Here is my latest project. I call it The Frankenstein because of the two BNC connectors that come off the side of the DDS oscillator box -- they look to me like the bolts on Frankenstein's neck. The square waves from the DDS LO also seemed to evoke Frank's bolts. There may be other similarities. We'll see.
Here is the idea: Phasing, Direct Conversion, Image Rejecting receiver based largely on the R2 design by Rick Campbell KK7B as presented in the January 1993 QST.
I'm using an AD9850 with an M0XPD Kanga board and an Arduino to generate the quadrature LO signals (you can see the square waves on the 'scope in the background). I'm using the software of Richard AD7C; this, combined with the divide-by-4 scheme on the Kanga board, puts the upper limit of reception at 7.3 MHz. That's OK for now.
When I first fired up my AD9850 box I was dismayed to find that the square wave quadrature output was no longer there. I was about to give up and get anther shield board, but this kind of surrender bothered me. So I started troubleshooting and isolated the problem to the /4 chips. My soldering of the surface mount chips was, well, a bit dodgy, so I changed to a tiny soldering tip and reheated all those tiny little pads. Hooray! I fixed it.
The receiver will be built mostly on a PC board that Pete made for me back when he was trying to convince me to build a fourth BITX receiver. I am pleased to put the board to use. See below.
Yesterday I soldered on the two SBL-1 mixers that will form the heart of this receiver. I realized that the very robust quadrature square waves from the Kanga board might be robust enough to fry the sensitive little SBL-1s. Sure enough, I measured about 17 dbm coming out of the Kanga board. I threw together two roughly 10 db resistive pads. These should prevent the SBL-1s from releasing their smoke.
I hope this receiver will be four receivers in one:

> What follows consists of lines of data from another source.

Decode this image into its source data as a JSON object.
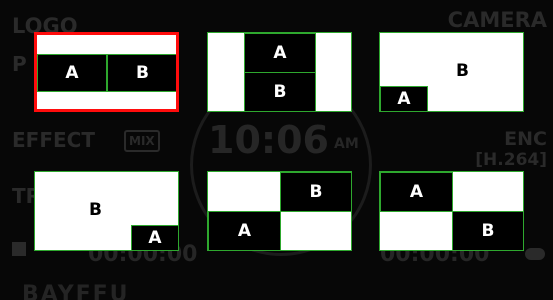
{
  "background_ui": {
    "logo": "LOGO",
    "camera": "CAMERA",
    "p_label": "P",
    "effect": "EFFECT",
    "mix": "MIX",
    "time": "10:06",
    "ampm": "AM",
    "enc": "ENC",
    "codec": "[H.264]",
    "tr_label": "TR",
    "timecode_left": "00:00:00",
    "timecode_right": "00:00:00",
    "bottom_label": "BAYFFU"
  },
  "layouts": [
    {
      "id": "side-by-side",
      "a": "A",
      "b": "B",
      "selected": true
    },
    {
      "id": "top-bottom",
      "a": "A",
      "b": "B",
      "selected": false
    },
    {
      "id": "pip-a-bottom-left",
      "a": "A",
      "b": "B",
      "selected": false
    },
    {
      "id": "pip-a-bottom-right",
      "a": "A",
      "b": "B",
      "selected": false
    },
    {
      "id": "diagonal-b-top-right",
      "a": "A",
      "b": "B",
      "selected": false
    },
    {
      "id": "diagonal-a-top-left",
      "a": "A",
      "b": "B",
      "selected": false
    }
  ],
  "colors": {
    "selected_border": "#ff0c0c",
    "tile_border": "#2ea82e",
    "tile_fill": "#ffffff",
    "block_fill": "#000000"
  }
}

1) Standard DC receiver.
2) Binaural Receiver! Groovy, stereo CW that floats around in your head, man!
3) I-Q receiver that can be fed into the sound card of the computer for DSP, panoramic display, etc. I promise not use it to find fault with the signals of homebrew SSB rigs.
4) SSB image rejecting receiver for easy, Direct Conversion SSB listening without the burden of having to listen to the other side of zero beat.
There is already a lot of soul in this new machine: Kanga board with the design my Paul M0XPD, PC board made on Pete's $250,000 CNC machine, and all of it on an actual breadboard (from Italy, I think).
Rick Campbell and Peter Parker have commented on the allure of phasing rigs. There is something very attractive about them. There is a cleverness in the way this design exploits the phase relationships between sidebands to allow us to null out the unwanted side of zero beat. It took me a while to really understand how this is done -- once I understood it, I really wanted to build a rig that would make use of this principle.